Of the ornamental sumacs, deciduous kinds are extremely hardy to cold; they are noted for brilliant fall leaf color and, on female plants, showy clusters of (usually) red fruits that attract birds. They tend to produce suckers, especially if their roots are disturbed by cultivation.
Evergreen species are less hardy.
All sumac species thrive in almost any soil, as long as drainage is good (soggy soils can kill them). Poison oak and poison ivy were once members of the genus Rhus, but they have been reclassified as Toxicodendron.Rhus glabra
Native to much of North America. Upright grower to 10 ft., sometimes treelike to 20 ft. Spreads widely by suckers; in the wild, forms large patches. Looks much like Rhus typhina and has the same garden uses, but usually grows lower and does not have velvety branches. Leaves divided into 11 to 23 tooth-edged, rather narrow, 2- to 5-in.-long leaflets that are deep green above, whitish beneath; foliage turns scarlet in fall. Inconspicuous flowers in early summer are followed by showy clusters of scarlet fruits that remain on bare branches well into winter.
Native to much of North America. Upright grower to 10 ft., sometimes treelike to 20 ft. Spreads widely...
From the eastern U.S. Grows to 3–9 ft. tall, 1–3 ft. wide, with a clump of hollow stems se...

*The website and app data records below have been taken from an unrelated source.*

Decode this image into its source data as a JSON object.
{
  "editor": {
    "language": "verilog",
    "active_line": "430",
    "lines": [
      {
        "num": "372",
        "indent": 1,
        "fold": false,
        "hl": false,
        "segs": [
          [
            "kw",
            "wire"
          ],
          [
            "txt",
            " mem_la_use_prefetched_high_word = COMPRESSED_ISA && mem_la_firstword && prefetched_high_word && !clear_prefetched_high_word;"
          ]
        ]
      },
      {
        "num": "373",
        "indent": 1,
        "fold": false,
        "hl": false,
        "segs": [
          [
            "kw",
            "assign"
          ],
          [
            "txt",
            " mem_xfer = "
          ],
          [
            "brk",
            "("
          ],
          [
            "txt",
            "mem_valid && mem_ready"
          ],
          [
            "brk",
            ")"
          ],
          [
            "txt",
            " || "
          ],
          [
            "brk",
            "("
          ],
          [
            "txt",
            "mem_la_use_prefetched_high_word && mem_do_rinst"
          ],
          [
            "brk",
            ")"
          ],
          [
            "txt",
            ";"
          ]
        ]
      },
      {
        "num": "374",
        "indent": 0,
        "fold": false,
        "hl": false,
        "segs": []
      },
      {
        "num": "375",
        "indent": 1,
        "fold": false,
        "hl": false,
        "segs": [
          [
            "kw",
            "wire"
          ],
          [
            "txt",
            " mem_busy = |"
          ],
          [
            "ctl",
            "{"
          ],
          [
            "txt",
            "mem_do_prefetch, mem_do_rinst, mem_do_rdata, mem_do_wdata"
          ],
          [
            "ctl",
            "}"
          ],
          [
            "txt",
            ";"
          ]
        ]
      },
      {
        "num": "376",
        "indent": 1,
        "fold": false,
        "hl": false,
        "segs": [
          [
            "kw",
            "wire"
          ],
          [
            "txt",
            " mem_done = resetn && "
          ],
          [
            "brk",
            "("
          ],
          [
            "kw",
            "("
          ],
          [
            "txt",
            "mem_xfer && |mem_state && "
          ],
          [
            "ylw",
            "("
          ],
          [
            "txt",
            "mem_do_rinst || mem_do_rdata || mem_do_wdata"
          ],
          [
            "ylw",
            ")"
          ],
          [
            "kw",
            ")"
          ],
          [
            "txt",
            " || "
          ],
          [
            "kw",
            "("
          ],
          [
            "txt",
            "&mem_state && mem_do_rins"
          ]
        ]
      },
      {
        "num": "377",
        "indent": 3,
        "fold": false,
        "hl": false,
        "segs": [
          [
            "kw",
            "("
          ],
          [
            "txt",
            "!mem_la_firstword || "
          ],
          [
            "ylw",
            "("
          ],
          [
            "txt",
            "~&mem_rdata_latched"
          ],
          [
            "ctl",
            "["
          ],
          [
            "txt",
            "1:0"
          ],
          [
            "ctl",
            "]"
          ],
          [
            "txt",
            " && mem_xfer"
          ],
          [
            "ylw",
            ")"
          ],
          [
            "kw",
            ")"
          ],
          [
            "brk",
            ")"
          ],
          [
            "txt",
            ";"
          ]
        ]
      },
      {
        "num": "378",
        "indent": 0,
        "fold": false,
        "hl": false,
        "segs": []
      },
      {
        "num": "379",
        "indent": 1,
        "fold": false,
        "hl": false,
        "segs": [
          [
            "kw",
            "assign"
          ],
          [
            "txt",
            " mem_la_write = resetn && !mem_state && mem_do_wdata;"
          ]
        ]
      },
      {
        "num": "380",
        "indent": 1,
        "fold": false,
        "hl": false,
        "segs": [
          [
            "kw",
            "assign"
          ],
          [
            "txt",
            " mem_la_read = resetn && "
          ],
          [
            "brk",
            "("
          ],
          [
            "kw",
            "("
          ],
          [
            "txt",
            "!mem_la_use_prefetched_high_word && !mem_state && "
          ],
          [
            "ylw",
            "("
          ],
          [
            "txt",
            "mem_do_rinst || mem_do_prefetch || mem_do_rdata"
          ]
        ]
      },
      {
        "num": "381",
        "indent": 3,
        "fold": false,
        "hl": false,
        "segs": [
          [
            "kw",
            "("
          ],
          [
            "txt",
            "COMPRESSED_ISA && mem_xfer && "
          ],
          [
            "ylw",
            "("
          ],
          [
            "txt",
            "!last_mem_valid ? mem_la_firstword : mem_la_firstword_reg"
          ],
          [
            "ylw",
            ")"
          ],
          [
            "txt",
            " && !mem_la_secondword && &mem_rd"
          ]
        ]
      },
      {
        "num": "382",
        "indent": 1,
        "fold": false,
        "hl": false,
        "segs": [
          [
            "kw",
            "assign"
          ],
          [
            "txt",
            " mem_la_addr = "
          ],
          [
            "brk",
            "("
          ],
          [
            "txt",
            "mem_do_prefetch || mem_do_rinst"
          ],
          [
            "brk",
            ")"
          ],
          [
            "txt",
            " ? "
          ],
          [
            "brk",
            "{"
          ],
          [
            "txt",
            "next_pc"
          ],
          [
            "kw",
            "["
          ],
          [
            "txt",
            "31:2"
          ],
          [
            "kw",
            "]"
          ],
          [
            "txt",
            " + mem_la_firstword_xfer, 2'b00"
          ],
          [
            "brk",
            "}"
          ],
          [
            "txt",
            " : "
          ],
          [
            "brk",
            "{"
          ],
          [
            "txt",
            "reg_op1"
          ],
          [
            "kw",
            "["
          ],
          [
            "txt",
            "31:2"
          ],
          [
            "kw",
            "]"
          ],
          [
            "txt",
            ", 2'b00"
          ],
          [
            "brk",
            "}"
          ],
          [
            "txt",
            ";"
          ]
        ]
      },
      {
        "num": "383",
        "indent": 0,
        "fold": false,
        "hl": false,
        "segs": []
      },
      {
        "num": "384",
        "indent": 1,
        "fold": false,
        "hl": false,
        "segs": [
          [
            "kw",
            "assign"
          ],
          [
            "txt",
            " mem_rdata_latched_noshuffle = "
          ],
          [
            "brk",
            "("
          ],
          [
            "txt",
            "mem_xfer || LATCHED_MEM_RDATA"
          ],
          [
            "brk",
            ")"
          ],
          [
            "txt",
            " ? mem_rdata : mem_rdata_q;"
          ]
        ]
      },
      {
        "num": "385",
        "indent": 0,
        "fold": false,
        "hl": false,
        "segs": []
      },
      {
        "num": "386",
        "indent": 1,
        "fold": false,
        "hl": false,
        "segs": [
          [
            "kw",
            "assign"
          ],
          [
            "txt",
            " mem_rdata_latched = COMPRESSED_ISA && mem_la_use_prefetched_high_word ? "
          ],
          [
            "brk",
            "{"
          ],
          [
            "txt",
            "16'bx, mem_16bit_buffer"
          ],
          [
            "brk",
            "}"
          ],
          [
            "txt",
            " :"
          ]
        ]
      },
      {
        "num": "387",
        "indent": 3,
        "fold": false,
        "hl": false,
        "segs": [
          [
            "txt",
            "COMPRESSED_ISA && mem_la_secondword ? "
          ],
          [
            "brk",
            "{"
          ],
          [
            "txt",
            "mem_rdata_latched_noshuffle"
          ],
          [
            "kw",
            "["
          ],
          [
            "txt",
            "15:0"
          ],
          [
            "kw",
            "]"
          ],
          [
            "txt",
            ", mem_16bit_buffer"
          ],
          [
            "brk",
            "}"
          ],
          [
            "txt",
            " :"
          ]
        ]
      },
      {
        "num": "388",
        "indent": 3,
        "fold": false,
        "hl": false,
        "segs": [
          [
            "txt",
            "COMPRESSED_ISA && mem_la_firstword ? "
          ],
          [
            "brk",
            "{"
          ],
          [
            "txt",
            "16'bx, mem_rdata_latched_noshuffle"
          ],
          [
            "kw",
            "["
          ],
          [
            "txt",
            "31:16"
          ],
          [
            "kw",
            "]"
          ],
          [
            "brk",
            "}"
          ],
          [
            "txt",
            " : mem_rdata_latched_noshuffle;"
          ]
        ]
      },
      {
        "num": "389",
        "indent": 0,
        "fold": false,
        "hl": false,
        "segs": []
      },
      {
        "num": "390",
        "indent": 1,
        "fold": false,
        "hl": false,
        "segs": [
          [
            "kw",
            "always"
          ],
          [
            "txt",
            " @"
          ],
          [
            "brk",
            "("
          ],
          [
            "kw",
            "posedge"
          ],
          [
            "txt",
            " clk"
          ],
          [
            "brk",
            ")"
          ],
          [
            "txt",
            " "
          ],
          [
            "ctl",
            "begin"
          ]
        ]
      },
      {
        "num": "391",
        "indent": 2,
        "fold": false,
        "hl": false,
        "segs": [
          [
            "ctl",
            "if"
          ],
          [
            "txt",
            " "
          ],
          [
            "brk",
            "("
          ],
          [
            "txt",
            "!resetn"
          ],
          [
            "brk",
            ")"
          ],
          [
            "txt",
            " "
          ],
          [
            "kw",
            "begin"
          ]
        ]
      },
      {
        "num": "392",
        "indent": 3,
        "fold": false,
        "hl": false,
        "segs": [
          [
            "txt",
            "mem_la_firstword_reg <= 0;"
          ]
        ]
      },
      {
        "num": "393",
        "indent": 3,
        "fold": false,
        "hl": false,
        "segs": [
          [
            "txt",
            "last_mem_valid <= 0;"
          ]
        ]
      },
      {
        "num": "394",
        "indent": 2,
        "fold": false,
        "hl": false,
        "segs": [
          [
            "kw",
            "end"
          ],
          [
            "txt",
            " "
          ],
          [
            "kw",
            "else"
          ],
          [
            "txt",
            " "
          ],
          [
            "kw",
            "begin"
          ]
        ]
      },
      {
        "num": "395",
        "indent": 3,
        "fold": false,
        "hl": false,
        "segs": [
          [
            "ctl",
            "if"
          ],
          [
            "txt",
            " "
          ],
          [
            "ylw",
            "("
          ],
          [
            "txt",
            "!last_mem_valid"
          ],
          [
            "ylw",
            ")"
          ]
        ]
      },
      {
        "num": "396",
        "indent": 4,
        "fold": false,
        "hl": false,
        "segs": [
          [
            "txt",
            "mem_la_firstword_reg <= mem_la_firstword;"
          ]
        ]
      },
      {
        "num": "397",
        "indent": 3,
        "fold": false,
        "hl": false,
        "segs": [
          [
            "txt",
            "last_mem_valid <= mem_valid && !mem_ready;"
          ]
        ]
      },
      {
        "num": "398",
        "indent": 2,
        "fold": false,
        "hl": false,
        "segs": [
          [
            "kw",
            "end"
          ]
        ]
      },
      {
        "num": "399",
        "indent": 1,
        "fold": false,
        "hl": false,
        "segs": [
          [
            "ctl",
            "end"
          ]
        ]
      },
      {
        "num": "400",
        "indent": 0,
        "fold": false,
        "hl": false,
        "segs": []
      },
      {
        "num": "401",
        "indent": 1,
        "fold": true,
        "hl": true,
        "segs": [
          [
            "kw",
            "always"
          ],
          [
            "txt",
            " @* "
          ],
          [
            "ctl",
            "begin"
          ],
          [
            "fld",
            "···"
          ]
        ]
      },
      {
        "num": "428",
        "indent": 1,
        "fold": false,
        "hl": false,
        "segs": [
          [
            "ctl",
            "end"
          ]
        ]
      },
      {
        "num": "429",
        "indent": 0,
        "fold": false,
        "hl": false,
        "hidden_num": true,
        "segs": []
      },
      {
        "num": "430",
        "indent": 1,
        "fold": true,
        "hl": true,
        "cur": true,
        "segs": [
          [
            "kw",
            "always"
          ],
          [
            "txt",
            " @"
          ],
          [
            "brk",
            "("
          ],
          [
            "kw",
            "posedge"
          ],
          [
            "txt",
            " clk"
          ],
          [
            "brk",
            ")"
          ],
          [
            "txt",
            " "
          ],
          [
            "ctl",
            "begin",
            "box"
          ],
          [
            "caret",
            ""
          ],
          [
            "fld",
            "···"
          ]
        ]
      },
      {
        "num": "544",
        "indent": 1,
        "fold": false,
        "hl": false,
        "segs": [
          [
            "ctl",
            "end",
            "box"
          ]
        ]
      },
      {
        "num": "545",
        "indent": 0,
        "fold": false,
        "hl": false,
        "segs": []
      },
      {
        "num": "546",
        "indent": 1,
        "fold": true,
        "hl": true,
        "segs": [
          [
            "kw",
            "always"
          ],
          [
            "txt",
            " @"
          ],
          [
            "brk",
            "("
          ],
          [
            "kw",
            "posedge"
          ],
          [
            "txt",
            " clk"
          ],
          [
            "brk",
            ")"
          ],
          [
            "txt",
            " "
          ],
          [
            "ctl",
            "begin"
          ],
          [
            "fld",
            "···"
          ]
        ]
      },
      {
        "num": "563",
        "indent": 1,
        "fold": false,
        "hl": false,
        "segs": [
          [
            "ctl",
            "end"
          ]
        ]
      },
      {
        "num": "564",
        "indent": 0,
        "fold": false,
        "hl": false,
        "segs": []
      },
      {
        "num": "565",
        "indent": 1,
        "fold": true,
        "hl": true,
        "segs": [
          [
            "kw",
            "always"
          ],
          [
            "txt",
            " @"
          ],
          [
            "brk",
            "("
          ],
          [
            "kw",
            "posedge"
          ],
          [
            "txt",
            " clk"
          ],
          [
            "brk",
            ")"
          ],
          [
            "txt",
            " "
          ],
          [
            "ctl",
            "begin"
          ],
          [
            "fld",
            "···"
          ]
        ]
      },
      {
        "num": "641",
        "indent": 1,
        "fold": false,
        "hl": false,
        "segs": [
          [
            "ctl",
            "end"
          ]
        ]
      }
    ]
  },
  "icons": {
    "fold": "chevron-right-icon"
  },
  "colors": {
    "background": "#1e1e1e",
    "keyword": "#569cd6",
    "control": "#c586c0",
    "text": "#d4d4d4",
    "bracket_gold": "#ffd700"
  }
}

Native from California’s desert mountains east to New Mexico and Texas and north to Wyoming. Gro...